Saturday, January 31, 2009
Will Barack break our hearts?
Outside of some of the rapture across America these last few months, there has perhaps been no greater booster than Canada, of the hopes and goals of the now 44th President of the United States, Barack Obama.
From those long days and nights on the primary tours, through the November 4th election and on to Inauguration Day, Canadians seem to have come under the spell of the promise of a new regime and its Yes We Can spirit.
The only problem may be; that Yes We Can may mean that for Canada it’s a case of No You Can’t.
As the economic situation continues to worsen around the globe and especially in America, the call of the protectionists is starting to sound loud and long, with no greater champion than Vice President Joe Biden the clarion call of Buy American is starting to ring out across the states of the Union, and as it does, the prospect of the collapse of free trade seems to be high on the new administration’s agenda.
This week, the steel industry made its case through Congress, to the President and with the Vice President, the VP being a fellow that is well known around the steel foundries of Pennsylvania, Ohio, Indiana and beyond, it’s a case that is apparently getting a very thorough examination of.
If, as would be anticipated that America shall buy their steel first and foremost, there’s a good chance that Canada will be sideswiped in the stampede to Buying America.

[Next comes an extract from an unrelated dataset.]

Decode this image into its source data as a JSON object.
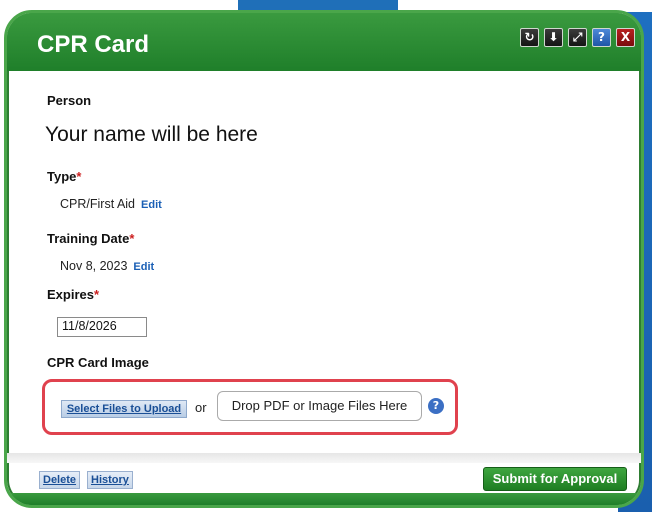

Steel, but the first of what could be an endless list of industries looking to prop up their hometowns and keep their economic engines working to some fashion, all the while as Canada’s export industry would come to a major slow down, if not an outright stop.
The latest move from the Democrats, who have never strayed too far from the protectionist agenda of late, could result in Canadians missing the laissez faire dis-interest of the Bush years, where things may have gone to hell in a hand basket economically, but at least Canada could still deliver their baskets across the border.
As they ponder the era of building trade walls another shot has been fired by the Obama team, this one from newly introduced Secretary of the Treasury Tim Geithner, who now having cleared up and paid up those embarrassing tax troubles from his past, is ready to lead the USA into economic battle, with his first target apparently China.
Secretary Geithner recently chastised the Chinese for their handling of the Yuan, suggesting that they were manipulating their currency at the expense of the American dollar and economy.
It’s a reproach that hasn’t been particularly well received in Beijing and sets up just one more bit of theatre to follow as the world’s economic axis tilts back and forth during troubled times.
While the world hailed Mr. Obama’s election as a positive change and the promise of much in the way of progress, world economic events may provide him with one of the shorter honeymoons with the global population in recent times.
By the time he arrives in Ottawa on February 19th for his one day visit, those protectionist walls may already be under construction and it’s our guess that America won’t be using Canadian wood or steel on them.
Hard times in America will mean hard times around the world, but if America decides to put back up the tariff walls and circle the wagons for their own priorities, the rest of the world is going to be sharing in a much greater amount of pain.
The President must be mindful of the current economic era and the echoes of the past, it was protectionist tariffs introduced by Smoot and Hawley in the early thirties that extended that era’s economic downturn that morphed into the Great Depression, a narrative that should be reviewed from the White House to Congress.
And while the world may still cheer his arrival in that White House, the President may soon find that the policies from some of his advisors won’t be quite as universally hailed as his personality has been.
Toronto Star-- Obama to review 'Buy USA' policy
Toronto Star-- Test for Obama on protectionism
Globe and Mail-- Buy American, spark a global trade war
Globe and Mail-- Obama vows to review ‘Buy American' provision
Globe and Mail-- Global trade wars or voter revolt? Let Obama's difficult decisions begin
National Post-- Only Obama can avert trade war
National Post-- U.S. stimulus plan's 'protectionist' clause concerns Harper
National Post-- 1930 all over again
National Post-- Those that fail to learn from history, get jobs as Congressional trade experts
CTV News-- Harper to lobby U.S. over 'Buy America' policy
CBC News-- Obama administration reviewing 'Buy American' clause
CBC News-- 'Buy American' rule in U.S. stimulus bill could cost Canada jobs
Montreal Gazette-- U.S. protectionism threatens us all
Winnipeg Sun-- American protectionism a bad racket
Canadian Press-- Winds of protectionism gathering strength in U.S.